━━ Data shown

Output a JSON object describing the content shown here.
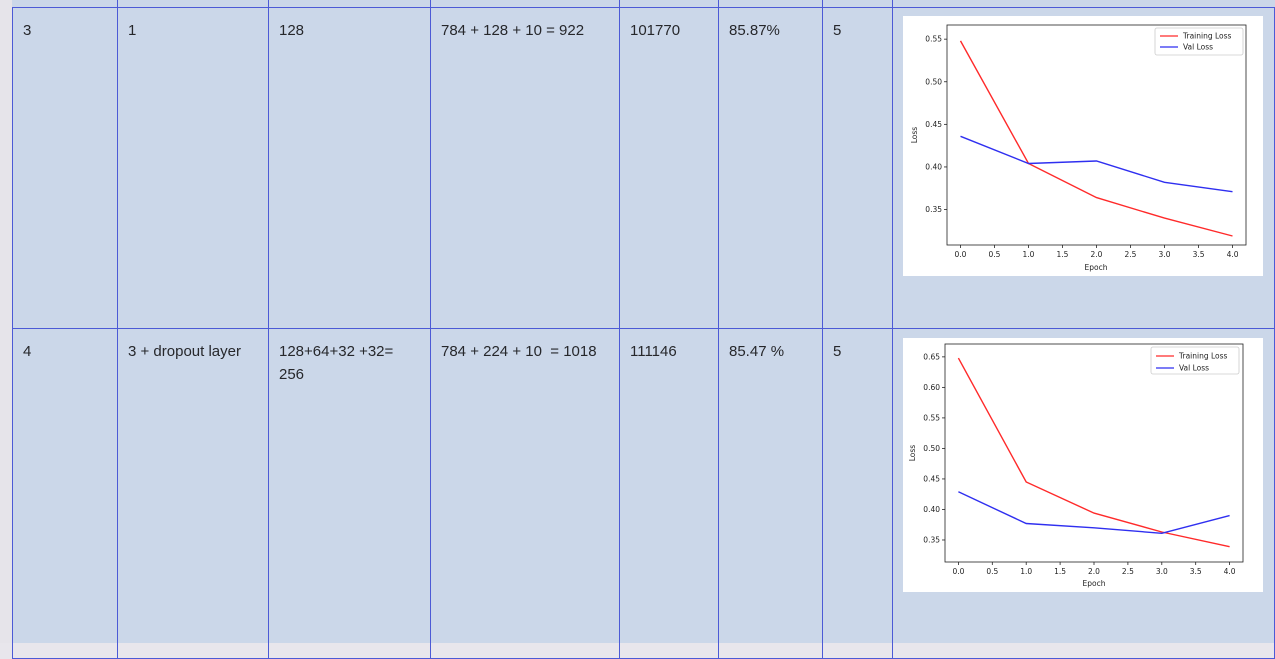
{
  "rows": [
    {
      "run": "3",
      "hidden_layers": "1",
      "neurons_line1": "128",
      "neurons_line2": "",
      "params_formula": "784 + 128 + 10 = 922",
      "params_total": "101770",
      "accuracy": "85.87%",
      "epochs": "5",
      "plot": {
        "legend": [
          "Training Loss",
          "Val Loss"
        ],
        "xlabel": "Epoch",
        "ylabel": "Loss",
        "x_ticks": [
          "0.0",
          "0.5",
          "1.0",
          "1.5",
          "2.0",
          "2.5",
          "3.0",
          "3.5",
          "4.0"
        ],
        "y_ticks": [
          "0.35",
          "0.40",
          "0.45",
          "0.50",
          "0.55"
        ]
      }
    },
    {
      "run": "4",
      "hidden_layers": "3 + dropout layer",
      "neurons_line1": "128+64+32 +32=",
      "neurons_line2": "256",
      "params_formula": "784 + 224 + 10  = 1018",
      "params_total": "111146",
      "accuracy": "85.47 %",
      "epochs": "5",
      "plot": {
        "legend": [
          "Training Loss",
          "Val Loss"
        ],
        "xlabel": "Epoch",
        "ylabel": "Loss",
        "x_ticks": [
          "0.0",
          "0.5",
          "1.0",
          "1.5",
          "2.0",
          "2.5",
          "3.0",
          "3.5",
          "4.0"
        ],
        "y_ticks": [
          "0.35",
          "0.40",
          "0.45",
          "0.50",
          "0.55",
          "0.60",
          "0.65"
        ]
      }
    }
  ],
  "chart_data": [
    {
      "type": "line",
      "xlabel": "Epoch",
      "ylabel": "Loss",
      "xlim": [
        0,
        4
      ],
      "ylim": [
        0.32,
        0.555
      ],
      "x": [
        0,
        1,
        2,
        3,
        4
      ],
      "series": [
        {
          "name": "Training Loss",
          "color": "#ff2a2a",
          "values": [
            0.548,
            0.404,
            0.364,
            0.34,
            0.319
          ]
        },
        {
          "name": "Val Loss",
          "color": "#2f2ff0",
          "values": [
            0.436,
            0.404,
            0.407,
            0.382,
            0.371
          ]
        }
      ],
      "legend": "top-right",
      "grid": false
    },
    {
      "type": "line",
      "xlabel": "Epoch",
      "ylabel": "Loss",
      "xlim": [
        0,
        4
      ],
      "ylim": [
        0.33,
        0.655
      ],
      "x": [
        0,
        1,
        2,
        3,
        4
      ],
      "series": [
        {
          "name": "Training Loss",
          "color": "#ff2a2a",
          "values": [
            0.648,
            0.445,
            0.394,
            0.363,
            0.339
          ]
        },
        {
          "name": "Val Loss",
          "color": "#2f2ff0",
          "values": [
            0.429,
            0.377,
            0.37,
            0.361,
            0.39
          ]
        }
      ],
      "legend": "top-right",
      "grid": false
    }
  ]
}
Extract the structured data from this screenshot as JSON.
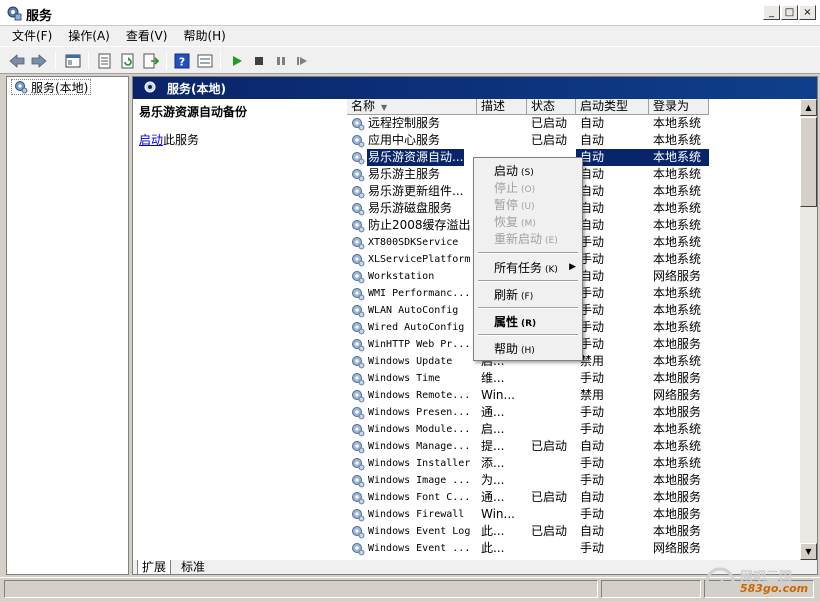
{
  "window": {
    "title": "服务"
  },
  "menu": [
    "文件(F)",
    "操作(A)",
    "查看(V)",
    "帮助(H)"
  ],
  "tree": {
    "item": "服务(本地)"
  },
  "pane": {
    "header": "服务(本地)"
  },
  "detail": {
    "title": "易乐游资源自动备份",
    "link_text": "启动",
    "link_suffix": "此服务"
  },
  "columns": [
    "名称",
    "描述",
    "状态",
    "启动类型",
    "登录为"
  ],
  "rows": [
    {
      "name": "远程控制服务",
      "desc": "",
      "status": "已启动",
      "start": "自动",
      "login": "本地系统"
    },
    {
      "name": "应用中心服务",
      "desc": "",
      "status": "已启动",
      "start": "自动",
      "login": "本地系统"
    },
    {
      "name": "易乐游资源自动...",
      "desc": "",
      "status": "",
      "start": "自动",
      "login": "本地系统"
    },
    {
      "name": "易乐游主服务",
      "desc": "",
      "status": "",
      "start": "自动",
      "login": "本地系统"
    },
    {
      "name": "易乐游更新组件...",
      "desc": "",
      "status": "",
      "start": "自动",
      "login": "本地系统"
    },
    {
      "name": "易乐游磁盘服务",
      "desc": "",
      "status": "",
      "start": "自动",
      "login": "本地系统"
    },
    {
      "name": "防止2008缓存溢出",
      "desc": "",
      "status": "",
      "start": "自动",
      "login": "本地系统"
    },
    {
      "name": "XT800SDKService",
      "desc": "",
      "status": "",
      "start": "手动",
      "login": "本地系统"
    },
    {
      "name": "XLServicePlatform",
      "desc": "",
      "status": "",
      "start": "手动",
      "login": "本地系统"
    },
    {
      "name": "Workstation",
      "desc": "",
      "status": "",
      "start": "自动",
      "login": "网络服务"
    },
    {
      "name": "WMI Performanc...",
      "desc": "",
      "status": "",
      "start": "手动",
      "login": "本地系统"
    },
    {
      "name": "WLAN AutoConfig",
      "desc": "",
      "status": "",
      "start": "手动",
      "login": "本地系统"
    },
    {
      "name": "Wired AutoConfig",
      "desc": "",
      "status": "",
      "start": "手动",
      "login": "本地系统"
    },
    {
      "name": "WinHTTP Web Pr...",
      "desc": "",
      "status": "",
      "start": "手动",
      "login": "本地服务"
    },
    {
      "name": "Windows Update",
      "desc": "启...",
      "status": "",
      "start": "禁用",
      "login": "本地系统"
    },
    {
      "name": "Windows Time",
      "desc": "维...",
      "status": "",
      "start": "手动",
      "login": "本地服务"
    },
    {
      "name": "Windows Remote...",
      "desc": "Win...",
      "status": "",
      "start": "禁用",
      "login": "网络服务"
    },
    {
      "name": "Windows Presen...",
      "desc": "通...",
      "status": "",
      "start": "手动",
      "login": "本地服务"
    },
    {
      "name": "Windows Module...",
      "desc": "启...",
      "status": "",
      "start": "手动",
      "login": "本地系统"
    },
    {
      "name": "Windows Manage...",
      "desc": "提...",
      "status": "已启动",
      "start": "自动",
      "login": "本地系统"
    },
    {
      "name": "Windows Installer",
      "desc": "添...",
      "status": "",
      "start": "手动",
      "login": "本地系统"
    },
    {
      "name": "Windows Image ...",
      "desc": "为...",
      "status": "",
      "start": "手动",
      "login": "本地服务"
    },
    {
      "name": "Windows Font C...",
      "desc": "通...",
      "status": "已启动",
      "start": "自动",
      "login": "本地服务"
    },
    {
      "name": "Windows Firewall",
      "desc": "Win...",
      "status": "",
      "start": "手动",
      "login": "本地服务"
    },
    {
      "name": "Windows Event Log",
      "desc": "此...",
      "status": "已启动",
      "start": "自动",
      "login": "本地服务"
    },
    {
      "name": "Windows Event ...",
      "desc": "此...",
      "status": "",
      "start": "手动",
      "login": "网络服务"
    }
  ],
  "context_menu": {
    "start": {
      "label": "启动",
      "key": "(S)"
    },
    "stop": {
      "label": "停止",
      "key": "(O)"
    },
    "pause": {
      "label": "暂停",
      "key": "(U)"
    },
    "resume": {
      "label": "恢复",
      "key": "(M)"
    },
    "restart": {
      "label": "重新启动",
      "key": "(E)"
    },
    "all_tasks": {
      "label": "所有任务",
      "key": "(K)"
    },
    "refresh": {
      "label": "刷新",
      "key": "(F)"
    },
    "properties": {
      "label": "属性",
      "key": "(R)"
    },
    "help": {
      "label": "帮助",
      "key": "(H)"
    }
  },
  "tabs": [
    "扩展",
    "标准"
  ],
  "watermark": {
    "line1": "网吧三国",
    "line2": "583go.com"
  }
}
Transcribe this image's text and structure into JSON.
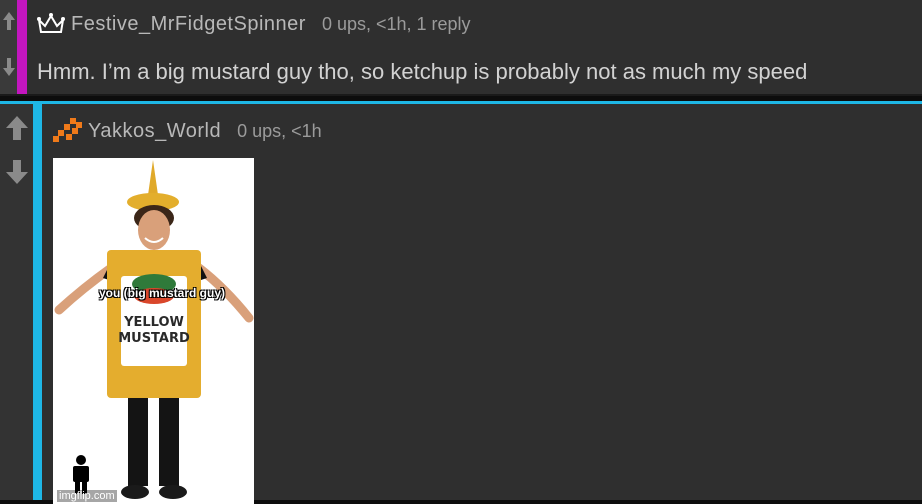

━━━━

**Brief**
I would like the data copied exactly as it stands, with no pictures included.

**Result of the exercise**
Output a JSON object describing the content shown here.
{
  "rows": [
    {
      "run": "3",
      "hidden_layers": "1",
      "neurons_line1": "128",
      "neurons_line2": "",
      "params_formula": "784 + 128 + 10 = 922",
      "params_total": "101770",
      "accuracy": "85.87%",
      "epochs": "5",
      "plot": {
        "legend": [
          "Training Loss",
          "Val Loss"
        ],
        "xlabel": "Epoch",
        "ylabel": "Loss",
        "x_ticks": [
          "0.0",
          "0.5",
          "1.0",
          "1.5",
          "2.0",
          "2.5",
          "3.0",
          "3.5",
          "4.0"
        ],
        "y_ticks": [
          "0.35",
          "0.40",
          "0.45",
          "0.50",
          "0.55"
        ]
      }
    },
    {
      "run": "4",
      "hidden_layers": "3 + dropout layer",
      "neurons_line1": "128+64+32 +32=",
      "neurons_line2": "256",
      "params_formula": "784 + 224 + 10  = 1018",
      "params_total": "111146",
      "accuracy": "85.47 %",
      "epochs": "5",
      "plot": {
        "legend": [
          "Training Loss",
          "Val Loss"
        ],
        "xlabel": "Epoch",
        "ylabel": "Loss",
        "x_ticks": [
          "0.0",
          "0.5",
          "1.0",
          "1.5",
          "2.0",
          "2.5",
          "3.0",
          "3.5",
          "4.0"
        ],
        "y_ticks": [
          "0.35",
          "0.40",
          "0.45",
          "0.50",
          "0.55",
          "0.60",
          "0.65"
        ]
      }
    }
  ],
  "chart_data": [
    {
      "type": "line",
      "xlabel": "Epoch",
      "ylabel": "Loss",
      "xlim": [
        0,
        4
      ],
      "ylim": [
        0.32,
        0.555
      ],
      "x": [
        0,
        1,
        2,
        3,
        4
      ],
      "series": [
        {
          "name": "Training Loss",
          "color": "#ff2a2a",
          "values": [
            0.548,
            0.404,
            0.364,
            0.34,
            0.319
          ]
        },
        {
          "name": "Val Loss",
          "color": "#2f2ff0",
          "values": [
            0.436,
            0.404,
            0.407,
            0.382,
            0.371
          ]
        }
      ],
      "legend": "top-right",
      "grid": false
    },
    {
      "type": "line",
      "xlabel": "Epoch",
      "ylabel": "Loss",
      "xlim": [
        0,
        4
      ],
      "ylim": [
        0.33,
        0.655
      ],
      "x": [
        0,
        1,
        2,
        3,
        4
      ],
      "series": [
        {
          "name": "Training Loss",
          "color": "#ff2a2a",
          "values": [
            0.648,
            0.445,
            0.394,
            0.363,
            0.339
          ]
        },
        {
          "name": "Val Loss",
          "color": "#2f2ff0",
          "values": [
            0.429,
            0.377,
            0.37,
            0.361,
            0.39
          ]
        }
      ],
      "legend": "top-right",
      "grid": false
    }
  ]
}
Extract the structured data from this screenshot as JSON.
{
  "window": {
    "title": "服务"
  },
  "menu": [
    "文件(F)",
    "操作(A)",
    "查看(V)",
    "帮助(H)"
  ],
  "tree": {
    "item": "服务(本地)"
  },
  "pane": {
    "header": "服务(本地)"
  },
  "detail": {
    "title": "易乐游资源自动备份",
    "link_text": "启动",
    "link_suffix": "此服务"
  },
  "columns": [
    "名称",
    "描述",
    "状态",
    "启动类型",
    "登录为"
  ],
  "rows": [
    {
      "name": "远程控制服务",
      "desc": "",
      "status": "已启动",
      "start": "自动",
      "login": "本地系统"
    },
    {
      "name": "应用中心服务",
      "desc": "",
      "status": "已启动",
      "start": "自动",
      "login": "本地系统"
    },
    {
      "name": "易乐游资源自动...",
      "desc": "",
      "status": "",
      "start": "自动",
      "login": "本地系统"
    },
    {
      "name": "易乐游主服务",
      "desc": "",
      "status": "",
      "start": "自动",
      "login": "本地系统"
    },
    {
      "name": "易乐游更新组件...",
      "desc": "",
      "status": "",
      "start": "自动",
      "login": "本地系统"
    },
    {
      "name": "易乐游磁盘服务",
      "desc": "",
      "status": "",
      "start": "自动",
      "login": "本地系统"
    },
    {
      "name": "防止2008缓存溢出",
      "desc": "",
      "status": "",
      "start": "自动",
      "login": "本地系统"
    },
    {
      "name": "XT800SDKService",
      "desc": "",
      "status": "",
      "start": "手动",
      "login": "本地系统"
    },
    {
      "name": "XLServicePlatform",
      "desc": "",
      "status": "",
      "start": "手动",
      "login": "本地系统"
    },
    {
      "name": "Workstation",
      "desc": "",
      "status": "",
      "start": "自动",
      "login": "网络服务"
    },
    {
      "name": "WMI Performanc...",
      "desc": "",
      "status": "",
      "start": "手动",
      "login": "本地系统"
    },
    {
      "name": "WLAN AutoConfig",
      "desc": "",
      "status": "",
      "start": "手动",
      "login": "本地系统"
    },
    {
      "name": "Wired AutoConfig",
      "desc": "",
      "status": "",
      "start": "手动",
      "login": "本地系统"
    },
    {
      "name": "WinHTTP Web Pr...",
      "desc": "",
      "status": "",
      "start": "手动",
      "login": "本地服务"
    },
    {
      "name": "Windows Update",
      "desc": "启...",
      "status": "",
      "start": "禁用",
      "login": "本地系统"
    },
    {
      "name": "Windows Time",
      "desc": "维...",
      "status": "",
      "start": "手动",
      "login": "本地服务"
    },
    {
      "name": "Windows Remote...",
      "desc": "Win...",
      "status": "",
      "start": "禁用",
      "login": "网络服务"
    },
    {
      "name": "Windows Presen...",
      "desc": "通...",
      "status": "",
      "start": "手动",
      "login": "本地服务"
    },
    {
      "name": "Windows Module...",
      "desc": "启...",
      "status": "",
      "start": "手动",
      "login": "本地系统"
    },
    {
      "name": "Windows Manage...",
      "desc": "提...",
      "status": "已启动",
      "start": "自动",
      "login": "本地系统"
    },
    {
      "name": "Windows Installer",
      "desc": "添...",
      "status": "",
      "start": "手动",
      "login": "本地系统"
    },
    {
      "name": "Windows Image ...",
      "desc": "为...",
      "status": "",
      "start": "手动",
      "login": "本地服务"
    },
    {
      "name": "Windows Font C...",
      "desc": "通...",
      "status": "已启动",
      "start": "自动",
      "login": "本地服务"
    },
    {
      "name": "Windows Firewall",
      "desc": "Win...",
      "status": "",
      "start": "手动",
      "login": "本地服务"
    },
    {
      "name": "Windows Event Log",
      "desc": "此...",
      "status": "已启动",
      "start": "自动",
      "login": "本地服务"
    },
    {
      "name": "Windows Event ...",
      "desc": "此...",
      "status": "",
      "start": "手动",
      "login": "网络服务"
    }
  ],
  "context_menu": {
    "start": {
      "label": "启动",
      "key": "(S)"
    },
    "stop": {
      "label": "停止",
      "key": "(O)"
    },
    "pause": {
      "label": "暂停",
      "key": "(U)"
    },
    "resume": {
      "label": "恢复",
      "key": "(M)"
    },
    "restart": {
      "label": "重新启动",
      "key": "(E)"
    },
    "all_tasks": {
      "label": "所有任务",
      "key": "(K)"
    },
    "refresh": {
      "label": "刷新",
      "key": "(F)"
    },
    "properties": {
      "label": "属性",
      "key": "(R)"
    },
    "help": {
      "label": "帮助",
      "key": "(H)"
    }
  },
  "tabs": [
    "扩展",
    "标准"
  ],
  "watermark": {
    "line1": "网吧三国",
    "line2": "583go.com"
  }
}
Transcribe this image's text and structure into JSON.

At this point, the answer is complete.